Human Resources, People’s Officers, Talent Acquisition and Recruiters have always had a multi-faceted role, that considering current challenges, is growing ever more complex. In recruitment, HR is the spearhead for maintaining a strong rapport with employees and potential candidates. It is tasked with identifying their desires and concerns and adapt to satisfy these needs.
The Impact of the Pandemic
It’s impossible to talk about the challenges that HR specialists face in 2022 without talking about COVID-19. Of course the workplace was undergoing rapid and extensive change even before the pandemic. However, the impact of COVID has been a catalyst for debate throughout society about what the ‘new normal’ will be, and it is no surprise that the working environment is subject to these conversations.
‘The Great Resignation’
One trend that exemplifies this rapid change in a very palpable way is ‘The Great Resignation’ – first identified in the USA and now picking up pace in Europe. A 2021 Microsoft study claims that over 40 percent of the global workforce considered leaving their employer this year.
It’s estimated that twenty percent of millennials in western Europe actually did quit their jobs, citing a desire for an improved salary but also mental health and preservation of the work/life balance as leading factors.
Managing Culture Change
Adapting the workplace to address these issues is paramount. Over 350 HR leaders, speaking to McKinsey in 2021, said that over the next two years they wanted to ‘prioritize initiatives that strengthen their organisation’s ability to drive change in leadership, culture, and employee experience.’ An obvious example of adaptation are the hybrid and remote models of working that companies have implemented globally. A culture change towards hybrid work implies adjustments towards training, employee benefits, leadership styles and communication – with the payoff being increased employee satisfaction and productivity, when implemented well. The responsibility of HR rests with ensuring that such changes are managed carefully to avoid burnout, and culture change must be driven from the top to stand a greater chance of success.
Prioritising Diversity and Inclusion
A similar survey by Gartner found that HR leaders will prioritise diversity and inclusion in 2022.
This is a shared goal of organisations across all industries in creating more inclusive work environments, following a robust ethical and business case to do so. However, for some HR departments this will be an uphill battle. A Workday survey found that over a third of EU companies don’t have a long-term strategy in place for improvement in D&I.
Tackling (Managing) the Skills Gap

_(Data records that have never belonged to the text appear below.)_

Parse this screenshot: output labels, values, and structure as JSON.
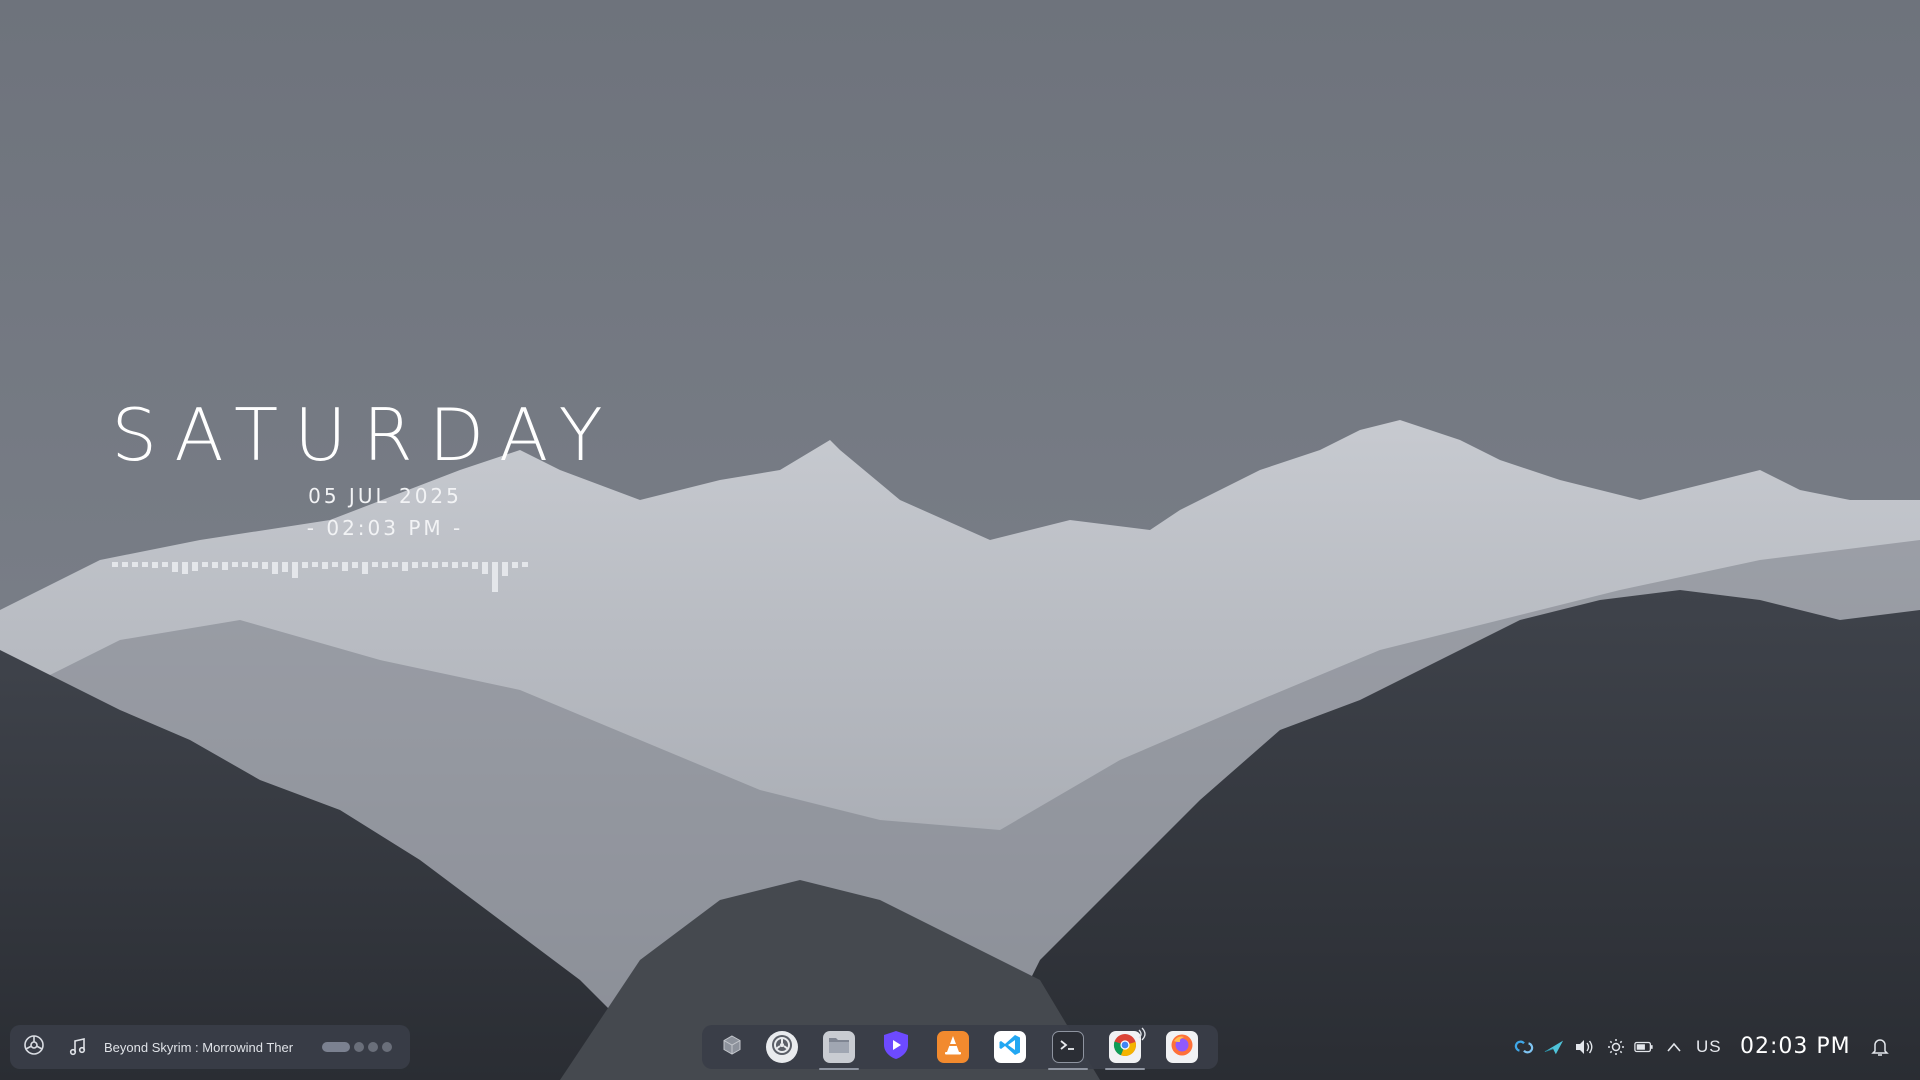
{
  "desktop": {
    "wallpaper": "snowy mountain range under overcast sky",
    "clock_widget": {
      "day": "SATURDAY",
      "date": "05 JUL 2025",
      "time": "- 02:03 PM -"
    }
  },
  "taskbar": {
    "left": {
      "launcher_icon": "application-launcher-icon",
      "music_icon": "music-note-icon",
      "now_playing": "Beyond Skyrim : Morrowind Ther"
    },
    "dock": {
      "apps": [
        {
          "name": "overview",
          "icon": "cube-icon"
        },
        {
          "name": "settings",
          "icon": "settings-wheel-icon"
        },
        {
          "name": "files",
          "icon": "folder-icon"
        },
        {
          "name": "protonvpn",
          "icon": "shield-play-icon"
        },
        {
          "name": "vlc",
          "icon": "traffic-cone-icon"
        },
        {
          "name": "vscode",
          "icon": "code-icon"
        },
        {
          "name": "terminal",
          "icon": "terminal-icon"
        },
        {
          "name": "chrome",
          "icon": "chrome-icon"
        },
        {
          "name": "firefox",
          "icon": "firefox-icon"
        }
      ]
    },
    "tray": {
      "keyboard_layout": "US",
      "time": "02:03 PM",
      "icons": [
        "sync-icon",
        "paper-plane-icon",
        "volume-icon",
        "brightness-icon",
        "battery-icon",
        "chevron-up-icon",
        "bell-icon"
      ]
    }
  },
  "colors": {
    "panel": "#3a3e48",
    "text": "#ffffff",
    "proton": "#6d4aff",
    "vlc": "#f28a2e",
    "vscode": "#23a7f2"
  }
}
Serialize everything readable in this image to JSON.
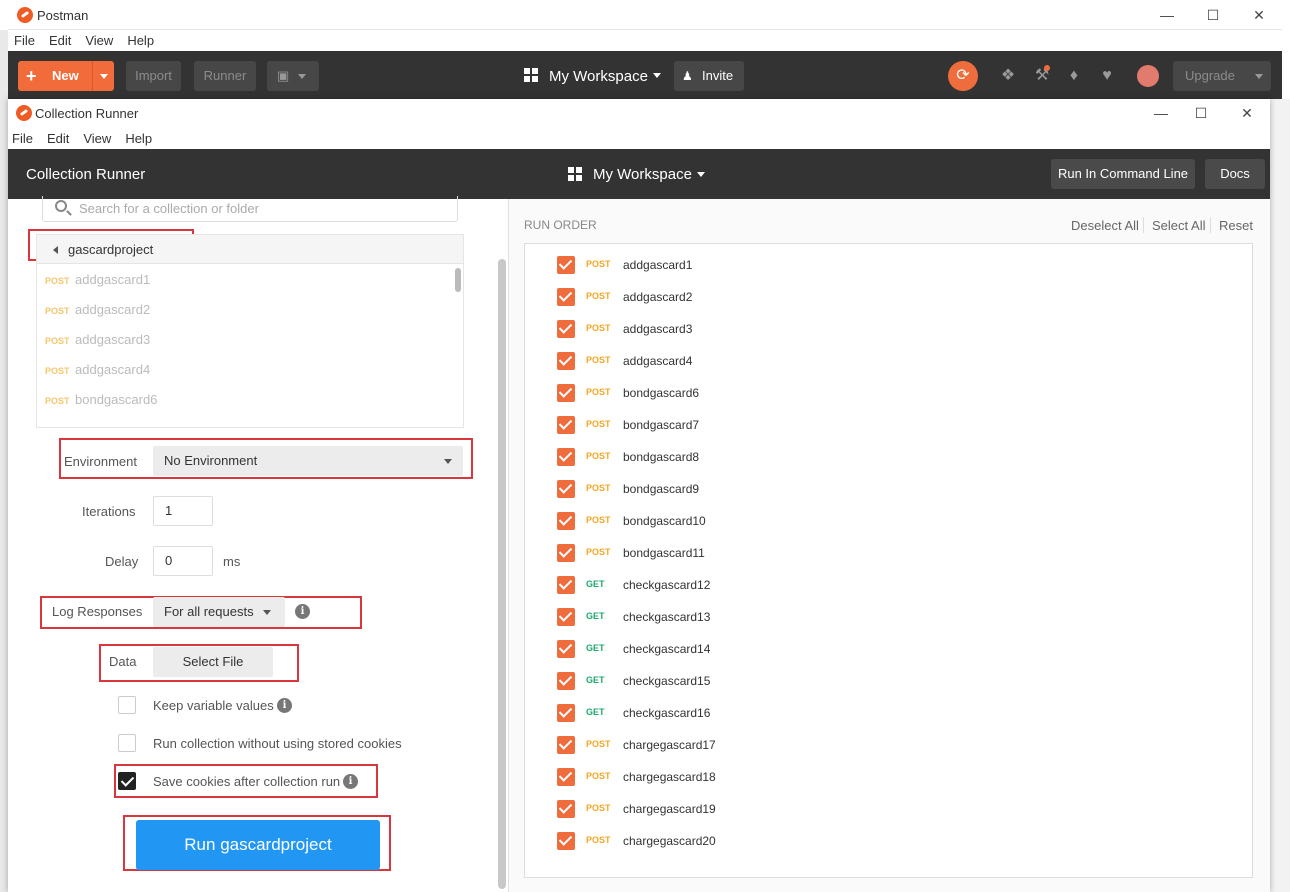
{
  "background_app": {
    "title": "Postman",
    "menu": [
      "File",
      "Edit",
      "View",
      "Help"
    ],
    "toolbar": {
      "new_label": "New",
      "import_label": "Import",
      "runner_label": "Runner",
      "workspace_label": "My Workspace",
      "invite_label": "Invite",
      "upgrade_label": "Upgrade"
    }
  },
  "runner": {
    "title": "Collection Runner",
    "menu": [
      "File",
      "Edit",
      "View",
      "Help"
    ],
    "header": {
      "title": "Collection Runner",
      "workspace_label": "My Workspace",
      "command_line_label": "Run In Command Line",
      "docs_label": "Docs"
    },
    "search": {
      "placeholder": "Search for a collection or folder"
    },
    "collection": {
      "name": "gascardproject",
      "requests": [
        {
          "method": "POST",
          "name": "addgascard1"
        },
        {
          "method": "POST",
          "name": "addgascard2"
        },
        {
          "method": "POST",
          "name": "addgascard3"
        },
        {
          "method": "POST",
          "name": "addgascard4"
        },
        {
          "method": "POST",
          "name": "bondgascard6"
        }
      ]
    },
    "settings": {
      "environment_label": "Environment",
      "environment_value": "No Environment",
      "iterations_label": "Iterations",
      "iterations_value": "1",
      "delay_label": "Delay",
      "delay_value": "0",
      "delay_unit": "ms",
      "log_label": "Log Responses",
      "log_value": "For all requests",
      "data_label": "Data",
      "data_button": "Select File",
      "keep_vars_label": "Keep variable values",
      "keep_vars_checked": false,
      "no_cookies_label": "Run collection without using stored cookies",
      "no_cookies_checked": false,
      "save_cookies_label": "Save cookies after collection run",
      "save_cookies_checked": true
    },
    "run_button_label": "Run gascardproject",
    "run_order": {
      "title": "RUN ORDER",
      "deselect_all": "Deselect All",
      "select_all": "Select All",
      "reset": "Reset",
      "items": [
        {
          "method": "POST",
          "name": "addgascard1"
        },
        {
          "method": "POST",
          "name": "addgascard2"
        },
        {
          "method": "POST",
          "name": "addgascard3"
        },
        {
          "method": "POST",
          "name": "addgascard4"
        },
        {
          "method": "POST",
          "name": "bondgascard6"
        },
        {
          "method": "POST",
          "name": "bondgascard7"
        },
        {
          "method": "POST",
          "name": "bondgascard8"
        },
        {
          "method": "POST",
          "name": "bondgascard9"
        },
        {
          "method": "POST",
          "name": "bondgascard10"
        },
        {
          "method": "POST",
          "name": "bondgascard11"
        },
        {
          "method": "GET",
          "name": "checkgascard12"
        },
        {
          "method": "GET",
          "name": "checkgascard13"
        },
        {
          "method": "GET",
          "name": "checkgascard14"
        },
        {
          "method": "GET",
          "name": "checkgascard15"
        },
        {
          "method": "GET",
          "name": "checkgascard16"
        },
        {
          "method": "POST",
          "name": "chargegascard17"
        },
        {
          "method": "POST",
          "name": "chargegascard18"
        },
        {
          "method": "POST",
          "name": "chargegascard19"
        },
        {
          "method": "POST",
          "name": "chargegascard20"
        }
      ]
    }
  },
  "colors": {
    "accent_orange": "#ef6c3c",
    "run_blue": "#2196f3",
    "header_dark": "#333333",
    "highlight_red": "#d9363e"
  }
}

The same Gartner survey found that the leading priority for HR leaders to address this year is the development of critical skills and competencies. In response to trends such as the talent crunch, closing the skills gap must be a significant priority for companies in 2022. However, while talent retention is obviously a desirable outcome for companies, it is clear that recruitment must also work intelligently to fill talent gaps where they appear. A company that puts their faith in a specialist agency to handle the responsibility of talent acquisition can focus on the other specific priorities.
Looking at the wider picture, it seems that the ability to be agile and adaptive to change is the overall priority for companies in 2022. In the wake of the pandemic, industries are now learning to succeed in a world that is living with Covid, but want to become increasingly adaptable to ride the wave of future challenges. HR will lead from the front in many aspects of this evolution.
Continental Search Alliance recruits for mid-level to C-suite executive positions from scalable startups to the world’s largest tech firms, combining tech and digital expertise with extensive reach across EMEA and APAC.
Written by Tom Boughen for CSA.